Desbuquois dysplasia (DD) type 1 is a rare skeletal dysplasia characterized by a short stature, round face, progressive scoliosis, and joint laxity. The causative gene has been identified as calcium-activated nucleotidase 1 (CANT1), which encodes a nucleotidase that preferentially hydrolyzes UDP to UMP and phosphate. In this study, we generated Cant1 KO mice using CRISPR/Cas9-mediated genome editing. All F0 mice possessing frameshift deletions at both Cant1 alleles exhibited a dwarf phenotype. Germline transmission of the edited allele was confirmed in an F0 heterozygous mouse, and KO mice were generated by crossing of the heterozygous breeding pairs. Cant1 KO mice exhibited skeletal defects, including short stature, thoracic kyphosis, and delta phalanx, all of which are observed in DD type 1 patients. The glycosaminoglycan (GAG) content and extracellular matrix space were reduced in the growth plate cartilage of mutants, and proliferating chondrocytes lost their typical flat shape and became round. Chondrocyte differentiation, especially terminal differentiation to hypertrophic chondrocytes, was impaired in Cant1 KO mice. These findings indicate that CANT1 is involved in the synthesis of GAG and regulation of chondrocyte differentiation in the cartilage and contribute to a better understanding of the pathogenesis of DD type 1.

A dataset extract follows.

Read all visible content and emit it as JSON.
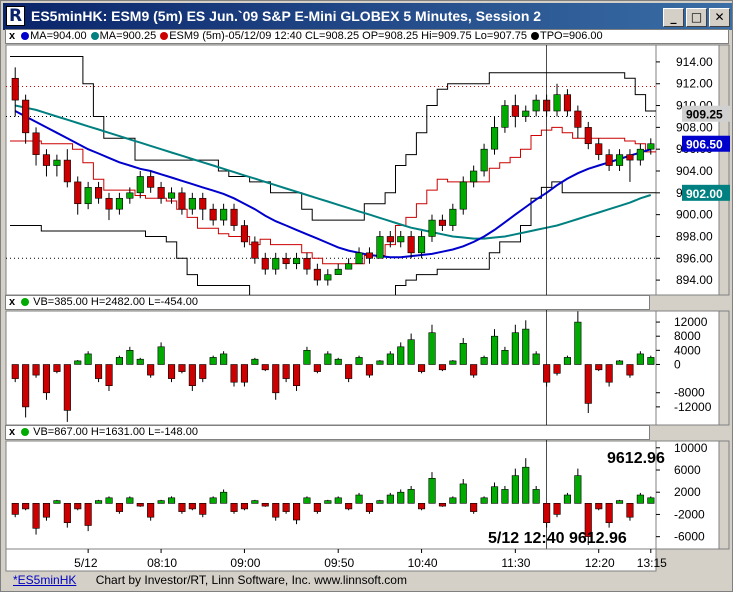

Keywords: CANT1; Desbuquois dysplasia; chondrocyte; extracellular matrix; genome editing; glycosaminoglycan.
© 2020 The Authors. Published by FEBS Press and John Wiley & Sons Ltd.